• _Records supplied_:
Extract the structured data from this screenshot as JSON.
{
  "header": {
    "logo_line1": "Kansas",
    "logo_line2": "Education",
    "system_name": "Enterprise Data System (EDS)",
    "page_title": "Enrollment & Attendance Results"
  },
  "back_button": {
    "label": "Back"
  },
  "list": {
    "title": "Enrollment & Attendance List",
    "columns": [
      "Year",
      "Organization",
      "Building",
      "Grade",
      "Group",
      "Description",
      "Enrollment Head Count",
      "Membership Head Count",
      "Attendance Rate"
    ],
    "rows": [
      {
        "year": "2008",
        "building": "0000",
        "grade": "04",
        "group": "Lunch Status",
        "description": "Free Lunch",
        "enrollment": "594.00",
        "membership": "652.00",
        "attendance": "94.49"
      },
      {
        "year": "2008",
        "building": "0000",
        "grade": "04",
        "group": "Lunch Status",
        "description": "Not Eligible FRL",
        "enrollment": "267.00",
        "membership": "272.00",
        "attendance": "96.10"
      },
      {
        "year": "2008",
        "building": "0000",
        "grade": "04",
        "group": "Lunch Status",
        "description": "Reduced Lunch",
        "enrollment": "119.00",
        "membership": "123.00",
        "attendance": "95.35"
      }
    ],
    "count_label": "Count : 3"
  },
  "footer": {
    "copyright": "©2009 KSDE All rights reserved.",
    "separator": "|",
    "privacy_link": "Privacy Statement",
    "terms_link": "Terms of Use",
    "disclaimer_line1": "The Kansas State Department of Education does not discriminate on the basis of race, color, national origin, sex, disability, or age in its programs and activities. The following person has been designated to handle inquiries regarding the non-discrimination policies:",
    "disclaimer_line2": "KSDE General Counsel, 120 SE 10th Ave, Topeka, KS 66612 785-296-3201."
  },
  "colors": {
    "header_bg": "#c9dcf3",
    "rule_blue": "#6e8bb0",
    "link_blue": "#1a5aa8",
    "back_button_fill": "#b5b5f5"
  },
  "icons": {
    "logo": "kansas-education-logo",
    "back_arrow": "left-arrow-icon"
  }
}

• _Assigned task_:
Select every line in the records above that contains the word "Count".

• _Result of the exercise_:
      "Enrollment Head Count",
      "Membership Head Count",
    "count_label": "Count : 3"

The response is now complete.